_Task instructions_
Only lines containing the string "database" belong in the answer; copy all of them from the entries.

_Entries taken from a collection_
----

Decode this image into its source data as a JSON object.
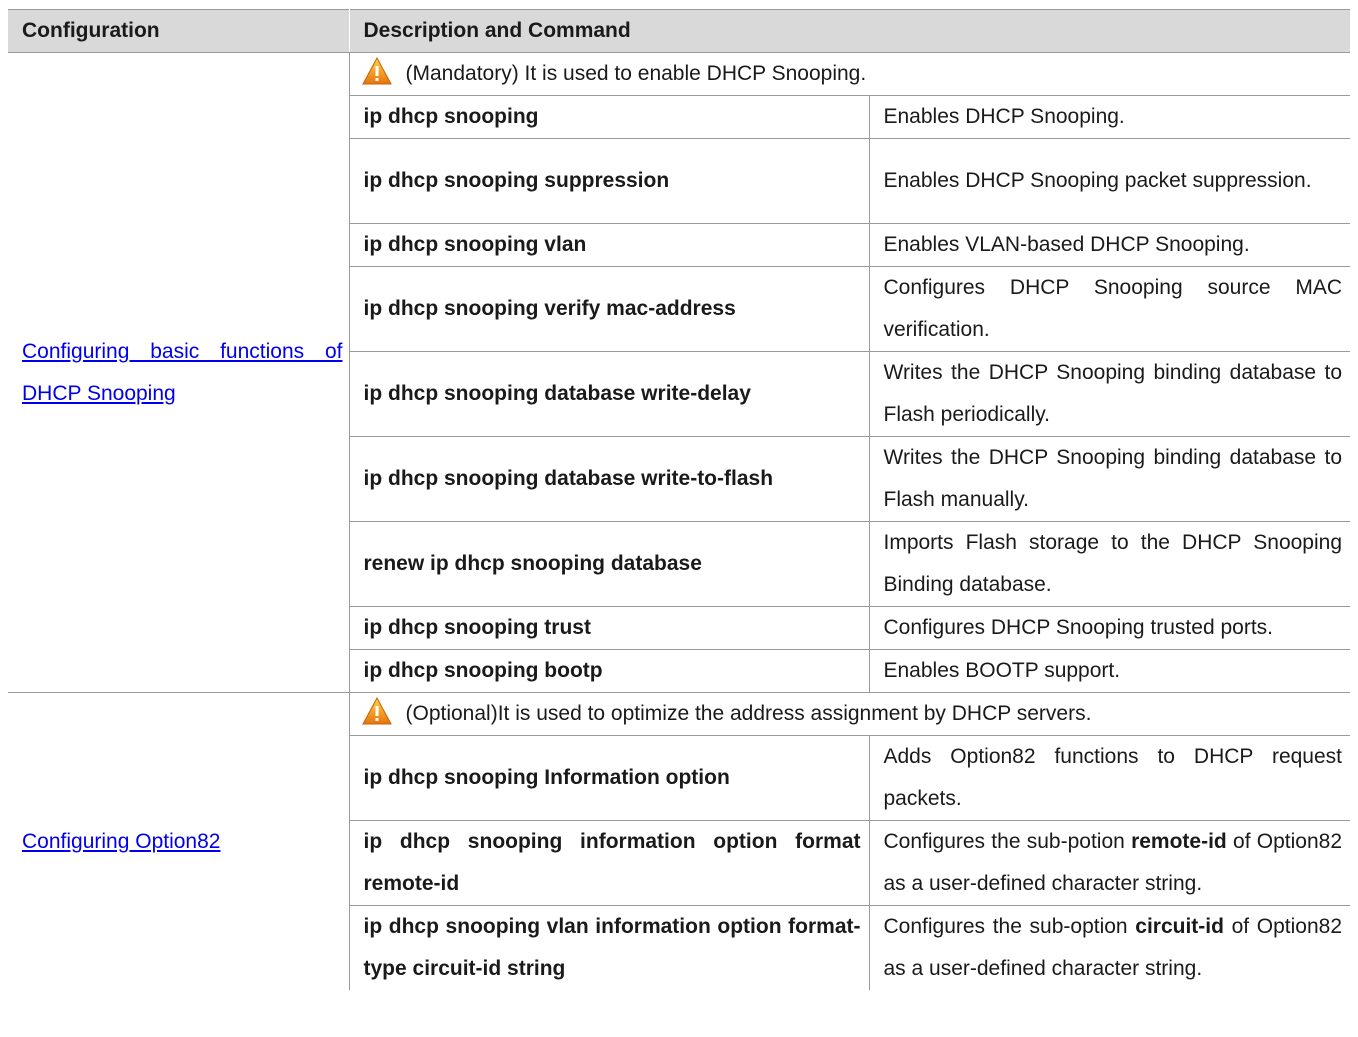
{
  "header": {
    "col1": "Configuration",
    "col2": "Description and Command"
  },
  "sections": [
    {
      "config_link": "Configuring basic functions of DHCP Snooping",
      "note": "(Mandatory) It is used to enable DHCP Snooping.",
      "rows": [
        {
          "cmd": "ip dhcp snooping",
          "desc": "Enables DHCP Snooping."
        },
        {
          "cmd": "ip dhcp snooping suppression",
          "desc": "Enables DHCP Snooping packet suppression."
        },
        {
          "cmd": "ip dhcp snooping vlan",
          "desc": "Enables VLAN-based DHCP Snooping."
        },
        {
          "cmd": "ip dhcp snooping verify mac-address",
          "desc": "Configures DHCP Snooping source MAC verification."
        },
        {
          "cmd": "ip dhcp snooping database write-delay",
          "desc": "Writes the DHCP Snooping binding database to Flash periodically."
        },
        {
          "cmd": "ip dhcp snooping database write-to-flash",
          "desc": "Writes the DHCP Snooping binding database to Flash manually."
        },
        {
          "cmd": "renew ip dhcp snooping database",
          "desc": "Imports Flash storage to the DHCP Snooping Binding database."
        },
        {
          "cmd": "ip dhcp snooping trust",
          "desc": "Configures DHCP Snooping trusted ports."
        },
        {
          "cmd": "ip dhcp snooping bootp",
          "desc": "Enables BOOTP support."
        }
      ]
    },
    {
      "config_link": "Configuring Option82",
      "note": "(Optional)It is used to optimize the address assignment by DHCP servers.",
      "rows": [
        {
          "cmd": "ip dhcp snooping Information option",
          "desc": "Adds Option82 functions to DHCP request packets."
        },
        {
          "cmd": "ip dhcp snooping information option format remote-id",
          "desc_a": "Configures the sub-potion ",
          "desc_b": "remote-id",
          "desc_c": " of Option82 as a user-defined character string."
        },
        {
          "cmd": "ip dhcp snooping vlan information option format-type circuit-id string",
          "desc_a": "Configures the sub-option ",
          "desc_b": "circuit-id",
          "desc_c": " of Option82 as a user-defined character string."
        }
      ]
    }
  ],
  "colors": {
    "header_bg": "#d9d9d9",
    "link": "#0000ee",
    "warning": "#f39c12"
  },
  "icons": {
    "note_icon": "warning-triangle-icon"
  }
}
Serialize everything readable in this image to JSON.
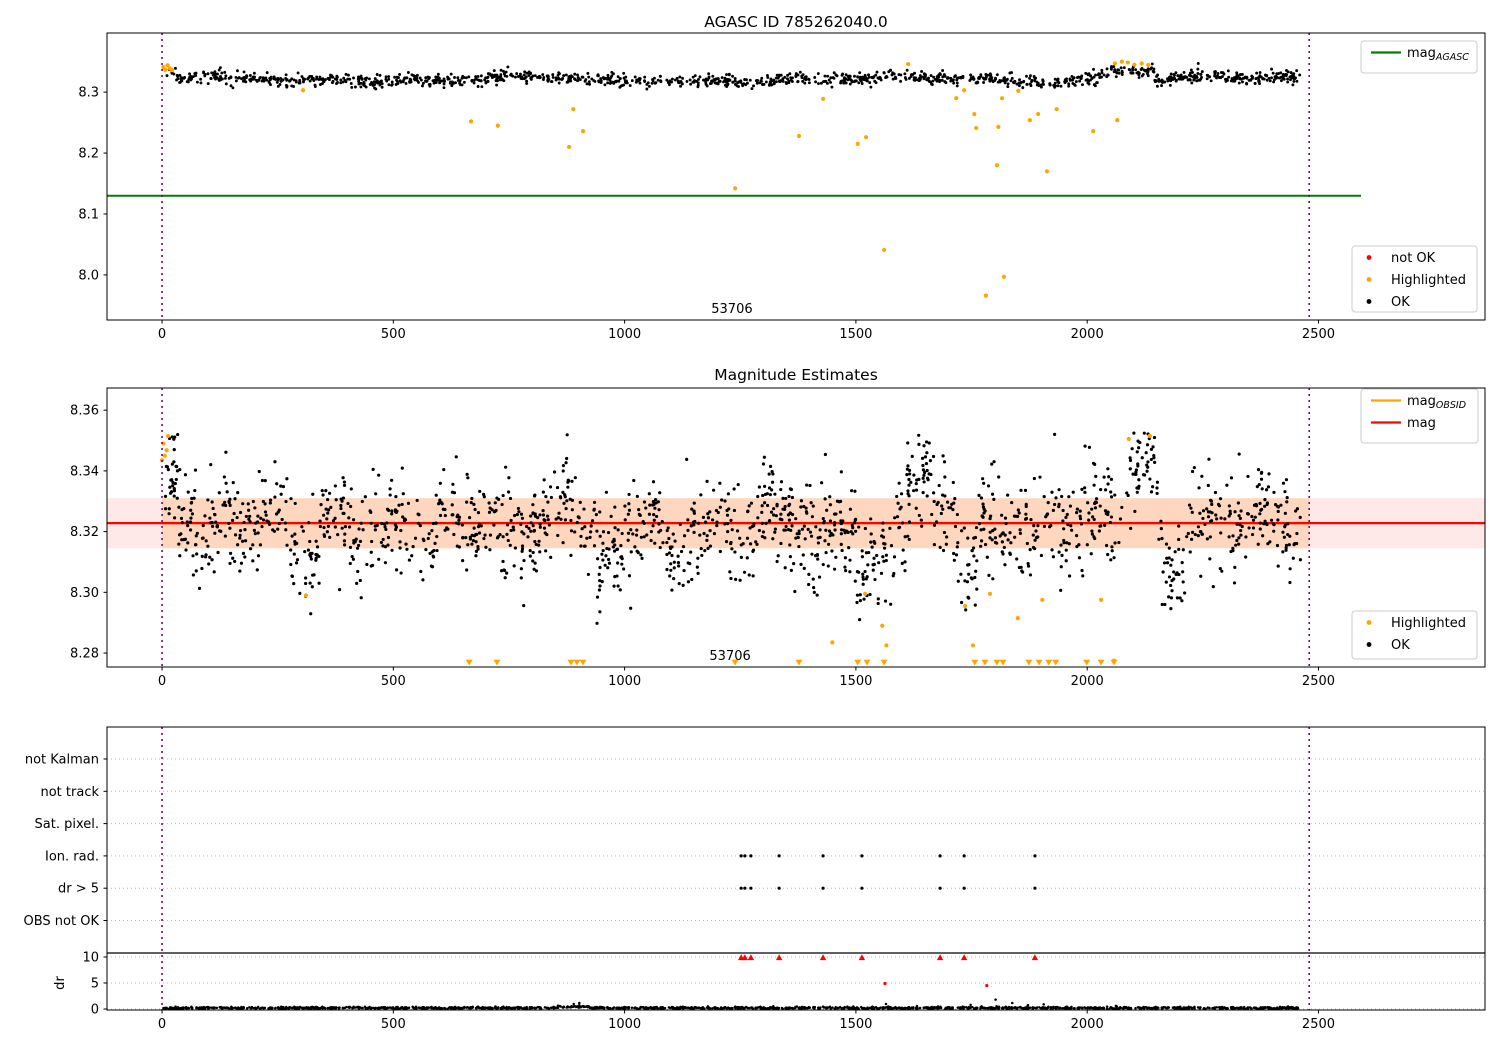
{
  "colors": {
    "ok": "#000000",
    "highlighted": "#ffa500",
    "not_ok": "#ff0000",
    "agasc_line": "#008000",
    "mag_line": "#ff0000",
    "obsid_line": "#ffa500",
    "vline": "#800080",
    "grid": "#bbbbbb",
    "band_pink": "rgba(255,0,0,0.09)",
    "band_peach": "rgba(255,140,0,0.18)",
    "spine": "#000000",
    "legend_border": "#cccccc"
  },
  "chart_data": [
    {
      "type": "scatter",
      "title": "AGASC ID 785262040.0",
      "xlim": [
        -119,
        2860
      ],
      "ylim": [
        7.926,
        8.397
      ],
      "xticks": [
        {
          "v": 0,
          "label": "0"
        },
        {
          "v": 500,
          "label": "500"
        },
        {
          "v": 1000,
          "label": "1000"
        },
        {
          "v": 1500,
          "label": "1500"
        },
        {
          "v": 2000,
          "label": "2000"
        },
        {
          "v": 2500,
          "label": "2500"
        }
      ],
      "yticks": [
        {
          "v": 8.0,
          "label": "8.0"
        },
        {
          "v": 8.1,
          "label": "8.1"
        },
        {
          "v": 8.2,
          "label": "8.2"
        },
        {
          "v": 8.3,
          "label": "8.3"
        }
      ],
      "vlines": [
        0,
        2480
      ],
      "ref_line": {
        "value": 8.13,
        "x_start": -119,
        "x_end": 2592
      },
      "annotation": {
        "text": "53706",
        "x": 1232
      },
      "legend_lines": [
        {
          "label": "mag",
          "sub": "AGASC",
          "color": "#008000"
        }
      ],
      "legend_points": [
        {
          "label": "not OK",
          "color": "#ff0000"
        },
        {
          "label": "Highlighted",
          "color": "#ffa500"
        },
        {
          "label": "OK",
          "color": "#000000"
        }
      ],
      "highlighted_points": [
        [
          3,
          8.341
        ],
        [
          7,
          8.3365
        ],
        [
          12,
          8.344
        ],
        [
          17,
          8.3385
        ],
        [
          22,
          8.336
        ],
        [
          305,
          8.303
        ],
        [
          668,
          8.252
        ],
        [
          726,
          8.245
        ],
        [
          880,
          8.21
        ],
        [
          889,
          8.272
        ],
        [
          910,
          8.236
        ],
        [
          1239,
          8.142
        ],
        [
          1377,
          8.228
        ],
        [
          1429,
          8.289
        ],
        [
          1504,
          8.215
        ],
        [
          1522,
          8.226
        ],
        [
          1561,
          8.041
        ],
        [
          1613,
          8.346
        ],
        [
          1717,
          8.29
        ],
        [
          1734,
          8.303
        ],
        [
          1756,
          8.264
        ],
        [
          1760,
          8.241
        ],
        [
          1781,
          7.966
        ],
        [
          1805,
          8.18
        ],
        [
          1808,
          8.243
        ],
        [
          1816,
          8.29
        ],
        [
          1820,
          7.997
        ],
        [
          1851,
          8.302
        ],
        [
          1876,
          8.254
        ],
        [
          1894,
          8.264
        ],
        [
          1913,
          8.17
        ],
        [
          1934,
          8.272
        ],
        [
          2013,
          8.236
        ],
        [
          2065,
          8.254
        ],
        [
          2060,
          8.347
        ],
        [
          2075,
          8.35
        ],
        [
          2088,
          8.3485
        ],
        [
          2102,
          8.345
        ],
        [
          2118,
          8.347
        ],
        [
          2132,
          8.3445
        ]
      ],
      "ok_profile": {
        "seed": 42,
        "n": 1400,
        "x_range": [
          8,
          2462
        ],
        "base": 8.321,
        "sigma": 0.005,
        "waves": [
          {
            "amp": 0.0035,
            "period": 760,
            "phase": 1.2
          },
          {
            "amp": 0.002,
            "period": 210,
            "phase": 4.0
          }
        ],
        "windows": [
          {
            "x0": 2030,
            "x1": 2145,
            "dy": 0.016
          },
          {
            "x0": 905,
            "x1": 1000,
            "dy": -0.0035
          },
          {
            "x0": -5,
            "x1": 30,
            "dy": 0.013
          }
        ],
        "tail": 0.012,
        "tail_mag": 0.009,
        "clamp": [
          8.289,
          8.353
        ]
      }
    },
    {
      "type": "scatter",
      "title": "Magnitude Estimates",
      "xlim": [
        -119,
        2860
      ],
      "ylim": [
        8.2754,
        8.3673
      ],
      "xticks": [
        {
          "v": 0,
          "label": "0"
        },
        {
          "v": 500,
          "label": "500"
        },
        {
          "v": 1000,
          "label": "1000"
        },
        {
          "v": 1500,
          "label": "1500"
        },
        {
          "v": 2000,
          "label": "2000"
        },
        {
          "v": 2500,
          "label": "2500"
        }
      ],
      "yticks": [
        {
          "v": 8.28,
          "label": "8.28"
        },
        {
          "v": 8.3,
          "label": "8.30"
        },
        {
          "v": 8.32,
          "label": "8.32"
        },
        {
          "v": 8.34,
          "label": "8.34"
        },
        {
          "v": 8.36,
          "label": "8.36"
        }
      ],
      "vlines": [
        0,
        2480
      ],
      "mag_line": {
        "value": 8.3228
      },
      "obsid_line": {
        "value": 8.3228,
        "x_start": 0,
        "x_end": 2480
      },
      "band": {
        "low": 8.3145,
        "high": 8.331
      },
      "band_overlap": {
        "x_start": 0,
        "x_end": 2480
      },
      "annotation": {
        "text": "53706",
        "x": 1228
      },
      "legend_lines": [
        {
          "label": "mag",
          "sub": "OBSID",
          "color": "#ffa500"
        },
        {
          "label": "mag",
          "sub": "",
          "color": "#ff0000"
        }
      ],
      "legend_points": [
        {
          "label": "Highlighted",
          "color": "#ffa500"
        },
        {
          "label": "OK",
          "color": "#000000"
        }
      ],
      "clip_triangle_y": 8.2768,
      "clip_triangle_x": [
        664,
        724,
        884,
        897,
        910,
        1239,
        1377,
        1504,
        1524,
        1561,
        1757,
        1779,
        1805,
        1818,
        1874,
        1896,
        1917,
        1932,
        1999,
        2030,
        2058
      ],
      "highlighted_points": [
        [
          0,
          8.3435
        ],
        [
          3,
          8.349
        ],
        [
          6,
          8.345
        ],
        [
          10,
          8.3468
        ],
        [
          13,
          8.3515
        ],
        [
          311,
          8.299
        ],
        [
          1449,
          8.2835
        ],
        [
          1520,
          8.2995
        ],
        [
          1557,
          8.289
        ],
        [
          1566,
          8.2825
        ],
        [
          1736,
          8.2955
        ],
        [
          1753,
          8.2825
        ],
        [
          1790,
          8.2995
        ],
        [
          1850,
          8.2915
        ],
        [
          1903,
          8.2975
        ],
        [
          2030,
          8.2975
        ],
        [
          2058,
          8.2775
        ],
        [
          2090,
          8.3505
        ],
        [
          2135,
          8.3515
        ]
      ],
      "ok_profile": {
        "seed": 7,
        "n": 1700,
        "x_range": [
          5,
          2462
        ],
        "base": 8.3228,
        "sigma": 0.0075,
        "waves": [
          {
            "amp": 0.0032,
            "period": 118,
            "phase": 0.6
          },
          {
            "amp": 0.0022,
            "period": 340,
            "phase": 2.3
          }
        ],
        "windows": [
          {
            "x0": -5,
            "x1": 35,
            "dy": 0.014
          },
          {
            "x0": 270,
            "x1": 335,
            "dy": -0.011
          },
          {
            "x0": 560,
            "x1": 600,
            "dy": -0.008
          },
          {
            "x0": 860,
            "x1": 905,
            "dy": 0.009
          },
          {
            "x0": 940,
            "x1": 1000,
            "dy": -0.013
          },
          {
            "x0": 1085,
            "x1": 1130,
            "dy": -0.009
          },
          {
            "x0": 1395,
            "x1": 1425,
            "dy": -0.008
          },
          {
            "x0": 1500,
            "x1": 1545,
            "dy": -0.012
          },
          {
            "x0": 1548,
            "x1": 1585,
            "dy": -0.013
          },
          {
            "x0": 1610,
            "x1": 1660,
            "dy": 0.01
          },
          {
            "x0": 1715,
            "x1": 1765,
            "dy": -0.012
          },
          {
            "x0": 2080,
            "x1": 2150,
            "dy": 0.019
          },
          {
            "x0": 2160,
            "x1": 2215,
            "dy": -0.013
          }
        ],
        "tail": 0.03,
        "tail_mag": 0.011,
        "clamp": [
          8.2785,
          8.353
        ]
      }
    },
    {
      "type": "scatter-flags",
      "xlim": [
        -119,
        2860
      ],
      "xticks": [
        {
          "v": 0,
          "label": "0"
        },
        {
          "v": 500,
          "label": "500"
        },
        {
          "v": 1000,
          "label": "1000"
        },
        {
          "v": 1500,
          "label": "1500"
        },
        {
          "v": 2000,
          "label": "2000"
        },
        {
          "v": 2500,
          "label": "2500"
        }
      ],
      "categories": [
        "not Kalman",
        "not track",
        "Sat. pixel.",
        "Ion. rad.",
        "dr > 5",
        "OBS not OK"
      ],
      "flag_points": {
        "Ion. rad.": [
          1252,
          1260,
          1273,
          1334,
          1429,
          1513,
          1682,
          1734,
          1887
        ],
        "dr > 5": [
          1252,
          1260,
          1273,
          1334,
          1429,
          1513,
          1682,
          1734,
          1887
        ]
      },
      "dr_axis": {
        "label": "dr",
        "ticks": [
          {
            "v": 0,
            "label": "0"
          },
          {
            "v": 5,
            "label": "5"
          },
          {
            "v": 10,
            "label": "10"
          }
        ]
      },
      "dr_capped_x": [
        1252,
        1260,
        1273,
        1334,
        1429,
        1513,
        1682,
        1734,
        1887
      ],
      "dr_red_points": [
        [
          1563,
          4.9
        ],
        [
          1783,
          4.5
        ]
      ],
      "dr_spikes": [
        [
          738,
          0.45
        ],
        [
          890,
          0.95
        ],
        [
          902,
          1.15
        ],
        [
          1180,
          0.5
        ],
        [
          1565,
          0.95
        ],
        [
          1632,
          0.55
        ],
        [
          1748,
          0.8
        ],
        [
          1802,
          1.8
        ],
        [
          1838,
          1.15
        ],
        [
          1872,
          0.75
        ],
        [
          1906,
          0.9
        ],
        [
          2062,
          0.6
        ]
      ],
      "dr_profile": {
        "seed": 99,
        "n": 1600,
        "x_range": [
          0,
          2462
        ],
        "base": 0.21,
        "sigma": 0.1,
        "windows": [
          {
            "x0": 855,
            "x1": 925,
            "dy": 0.2
          },
          {
            "x0": 390,
            "x1": 430,
            "dy": 0.06
          }
        ],
        "clamp": [
          0.02,
          2.6
        ]
      },
      "vlines": [
        0,
        2480
      ]
    }
  ]
}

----

_Answer to this task_
          "cmd": "ip dhcp snooping database write-delay",
          "desc": "Writes the DHCP Snooping binding database to Flash periodically."
          "cmd": "ip dhcp snooping database write-to-flash",
          "desc": "Writes the DHCP Snooping binding database to Flash manually."
          "cmd": "renew ip dhcp snooping database",
          "desc": "Imports Flash storage to the DHCP Snooping Binding database."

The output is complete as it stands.